Taking the mood of the nation into consideration, it seems as though decency has been replaced by the boorishness of one individual who is cleverly packaged by a mammoth PR machinery as ‘masculine’ in the garb of religion and hyper-nationalism. Facing incumbency, as the chasm between aspirations and fulfilment grows, this juggernaut is singularly focused on impugning criticism. Such consistent aggression of this machinery at work is what is inspiring the likes of Vanga to translate the pathological denial of principles to popular cinema.

In the wake of 2023, there were signs that a big turn-around was possible. Under the aegis of Rahul Gandhi, the campaign of unity, the Bharat Jodo Yatra, seemed to have silenced the BJP’s effrontery. But the results of the recent assembly elections in the five states have reincarnated the brand, which promised a new India. And, in this new India, intoxicants like chest-thumping and hyper-masculinity overwhelm the pain of unemployment and lack of social and financial security during staggering inflation. 

It's a stupendous effort of the brand to keep hope alive. With the mainstream news media projecting it as the invincible ‘Man of the Year’, it’s hard to dream of a country where ‘the world has not broken up into fragments/by narrow domestic walls.’ 

We will keep praying for a world ‘where the clear stream of reason has not lost its way/into the dreary desert sand of dead habit’, and BJP will be crushing ahead, first, with the Ayodhya Mandir, and then, with the help of the EVMs and the refusal of the Election Commission to install the Voter Verified Paper Audit Trail (VVPAT).

As things stand, masculinity and manipulation are the watchwords of 2024 and to validate these two words there are many producers eager to comply. Yet, gratuitously, what is to be seen is this: will the projection of this hyper-masculinity spill over from the screen to the ground, or will the Bharat Nyay Yatra of Rahul Gandhi, due to begin on 14th January, 2024, have the necessary impact to make the Indians drunk on nationalism and religion wake up and smell the coffee!

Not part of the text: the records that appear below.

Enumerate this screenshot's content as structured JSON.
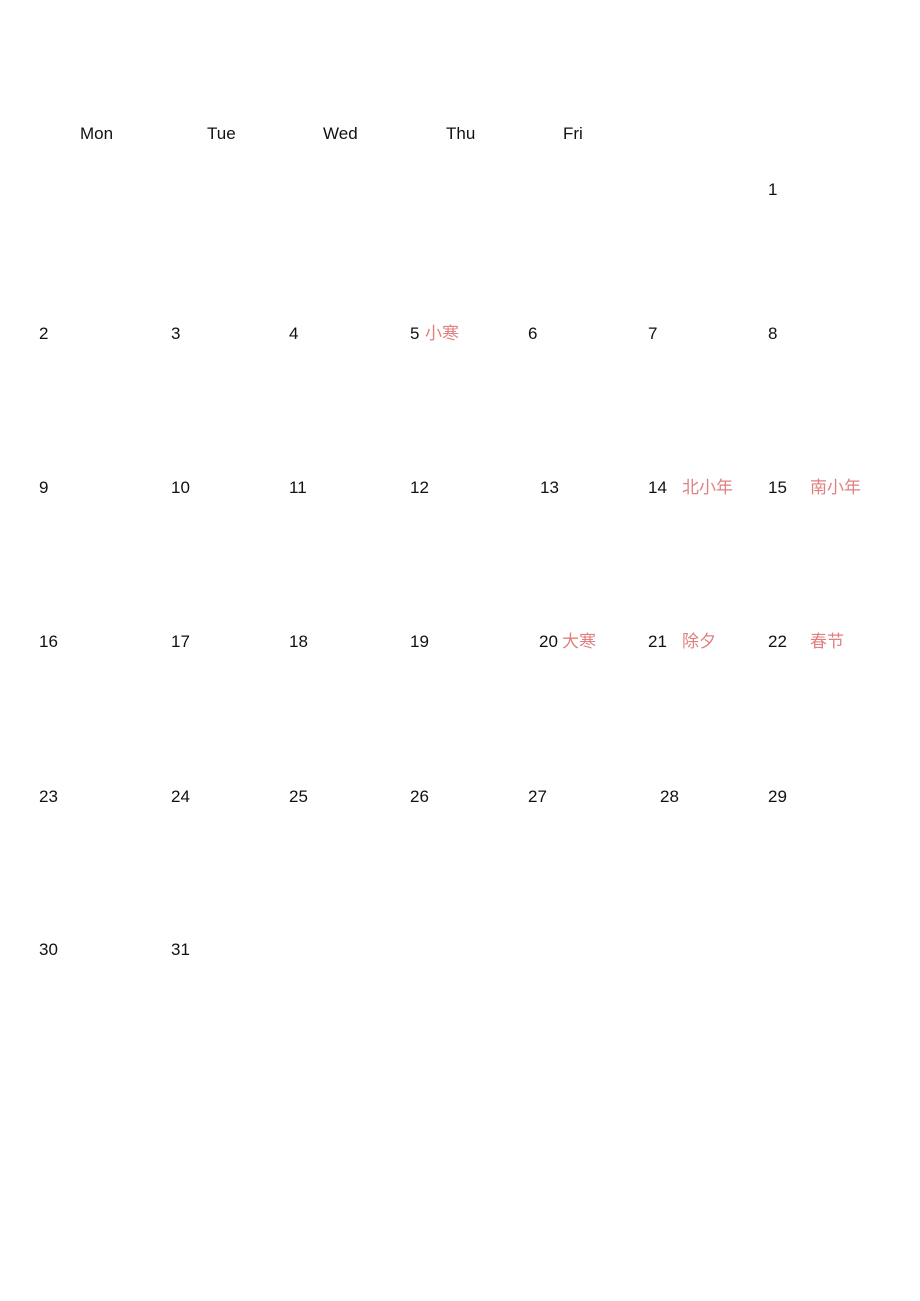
{
  "weekday_headers": [
    "Mon",
    "Tue",
    "Wed",
    "Thu",
    "Fri"
  ],
  "days": {
    "d1": "1",
    "d2": "2",
    "d3": "3",
    "d4": "4",
    "d5": "5",
    "d6": "6",
    "d7": "7",
    "d8": "8",
    "d9": "9",
    "d10": "10",
    "d11": "11",
    "d12": "12",
    "d13": "13",
    "d14": "14",
    "d15": "15",
    "d16": "16",
    "d17": "17",
    "d18": "18",
    "d19": "19",
    "d20": "20",
    "d21": "21",
    "d22": "22",
    "d23": "23",
    "d24": "24",
    "d25": "25",
    "d26": "26",
    "d27": "27",
    "d28": "28",
    "d29": "29",
    "d30": "30",
    "d31": "31"
  },
  "annotations": {
    "d5": "小寒",
    "d14": "北小年",
    "d15": "南小年",
    "d20": "大寒",
    "d21": "除夕",
    "d22": "春节"
  },
  "colors": {
    "text": "#111111",
    "annotation": "#e08080",
    "background": "#ffffff"
  }
}
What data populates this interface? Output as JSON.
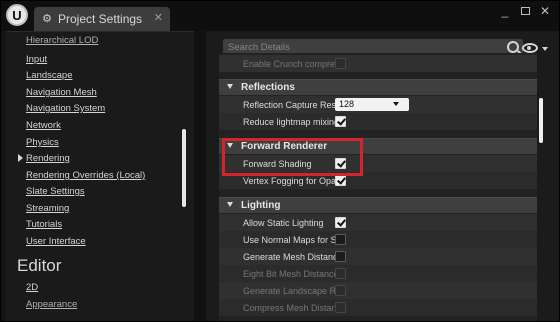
{
  "window": {
    "logo": "U",
    "tab": {
      "icon": "gear-icon",
      "title": "Project Settings"
    },
    "controls": [
      "minimize-icon",
      "maximize-icon",
      "close-icon"
    ]
  },
  "left": {
    "items": [
      {
        "label": "Hierarchical LOD",
        "clipped": true
      },
      {
        "label": "Input"
      },
      {
        "label": "Landscape"
      },
      {
        "label": "Navigation Mesh"
      },
      {
        "label": "Navigation System"
      },
      {
        "label": "Network"
      },
      {
        "label": "Physics"
      },
      {
        "label": "Rendering",
        "selected": true
      },
      {
        "label": "Rendering Overrides (Local)"
      },
      {
        "label": "Slate Settings"
      },
      {
        "label": "Streaming"
      },
      {
        "label": "Tutorials"
      },
      {
        "label": "User Interface"
      }
    ],
    "section": "Editor",
    "editor_items": [
      {
        "label": "2D"
      },
      {
        "label": "Appearance",
        "clipped": true
      }
    ]
  },
  "right": {
    "search_placeholder": "Search Details",
    "rows_top": [
      {
        "label": "Enable Crunch compressi",
        "checked": false,
        "dim": true
      }
    ],
    "reflections": {
      "title": "Reflections",
      "rows": [
        {
          "label": "Reflection Capture Resolu",
          "value": "128"
        },
        {
          "label": "Reduce lightmap mixing o",
          "checked": true
        }
      ]
    },
    "forward": {
      "title": "Forward Renderer",
      "rows": [
        {
          "label": "Forward Shading",
          "checked": true
        },
        {
          "label": "Vertex Fogging for Opaque",
          "checked": true
        }
      ]
    },
    "lighting": {
      "title": "Lighting",
      "rows": [
        {
          "label": "Allow Static Lighting",
          "checked": true
        },
        {
          "label": "Use Normal Maps for Stat",
          "checked": false
        },
        {
          "label": "Generate Mesh Distance F",
          "checked": false
        },
        {
          "label": "Eight Bit Mesh Distance F",
          "checked": false,
          "dim": true
        },
        {
          "label": "Generate Landscape Real-",
          "checked": false,
          "dim": true
        },
        {
          "label": "Compress Mesh Distance",
          "checked": false,
          "dim": true
        }
      ]
    }
  },
  "colors": {
    "highlight": "#d3262c",
    "panel": "#1b1b1b",
    "row": "#303030",
    "header": "#3f3f3f"
  }
}
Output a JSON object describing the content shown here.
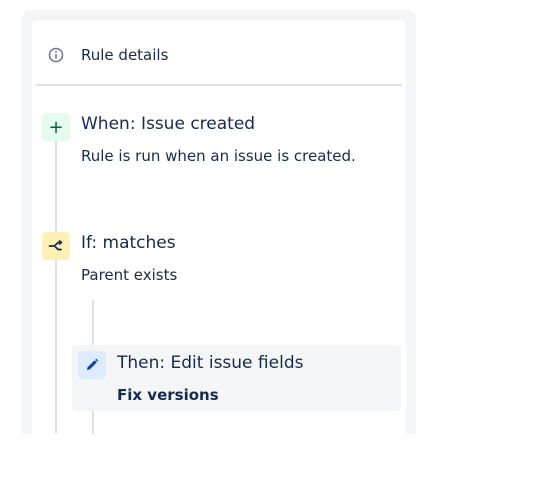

Disclaimer: The views and opinions expressed in this article are those of the authors and do not necessarily reflect the official policy or position of The writers are solely responsible for any claims arising out of the contents of this article.